Try it
Within the listing below, please show every line carrying the string "name".

++++ Supplied data ++++

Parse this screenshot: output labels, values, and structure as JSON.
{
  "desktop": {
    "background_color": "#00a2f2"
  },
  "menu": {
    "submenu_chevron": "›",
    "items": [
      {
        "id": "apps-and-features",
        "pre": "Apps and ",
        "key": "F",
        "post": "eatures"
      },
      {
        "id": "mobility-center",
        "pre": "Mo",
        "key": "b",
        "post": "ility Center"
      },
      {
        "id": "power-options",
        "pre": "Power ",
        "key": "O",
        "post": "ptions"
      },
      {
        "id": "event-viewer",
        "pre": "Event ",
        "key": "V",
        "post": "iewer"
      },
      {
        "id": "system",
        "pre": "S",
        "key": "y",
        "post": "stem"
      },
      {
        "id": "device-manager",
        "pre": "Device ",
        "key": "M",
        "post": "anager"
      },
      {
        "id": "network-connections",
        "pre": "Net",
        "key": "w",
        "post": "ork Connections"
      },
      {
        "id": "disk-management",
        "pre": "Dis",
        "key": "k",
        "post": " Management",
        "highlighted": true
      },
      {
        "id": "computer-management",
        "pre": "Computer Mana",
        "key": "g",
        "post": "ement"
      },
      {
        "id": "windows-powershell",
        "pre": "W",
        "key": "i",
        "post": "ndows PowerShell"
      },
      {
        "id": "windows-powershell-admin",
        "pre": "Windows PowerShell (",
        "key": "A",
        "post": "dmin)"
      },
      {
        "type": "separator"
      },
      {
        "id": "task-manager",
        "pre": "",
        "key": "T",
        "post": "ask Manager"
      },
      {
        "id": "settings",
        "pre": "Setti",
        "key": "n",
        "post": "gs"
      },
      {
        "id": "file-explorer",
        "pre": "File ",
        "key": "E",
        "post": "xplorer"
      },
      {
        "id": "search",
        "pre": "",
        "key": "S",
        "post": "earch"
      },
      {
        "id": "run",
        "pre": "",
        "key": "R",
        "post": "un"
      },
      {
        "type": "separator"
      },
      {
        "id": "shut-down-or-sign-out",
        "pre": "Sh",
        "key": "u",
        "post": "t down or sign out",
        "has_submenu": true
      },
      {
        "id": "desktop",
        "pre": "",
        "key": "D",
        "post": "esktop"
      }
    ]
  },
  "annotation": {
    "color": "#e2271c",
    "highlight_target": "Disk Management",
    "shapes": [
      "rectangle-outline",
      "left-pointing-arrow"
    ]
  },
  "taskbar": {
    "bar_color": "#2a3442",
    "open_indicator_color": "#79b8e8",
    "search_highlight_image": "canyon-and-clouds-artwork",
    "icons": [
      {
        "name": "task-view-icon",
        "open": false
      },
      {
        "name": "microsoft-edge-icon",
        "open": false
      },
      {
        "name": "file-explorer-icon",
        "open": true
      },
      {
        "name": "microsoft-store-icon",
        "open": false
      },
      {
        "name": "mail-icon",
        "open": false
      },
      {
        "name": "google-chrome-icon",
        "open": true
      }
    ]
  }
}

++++

Response below
        "name": "task-view-icon",
        "name": "microsoft-edge-icon",
        "name": "file-explorer-icon",
        "name": "microsoft-store-icon",
        "name": "mail-icon",
        "name": "google-chrome-icon",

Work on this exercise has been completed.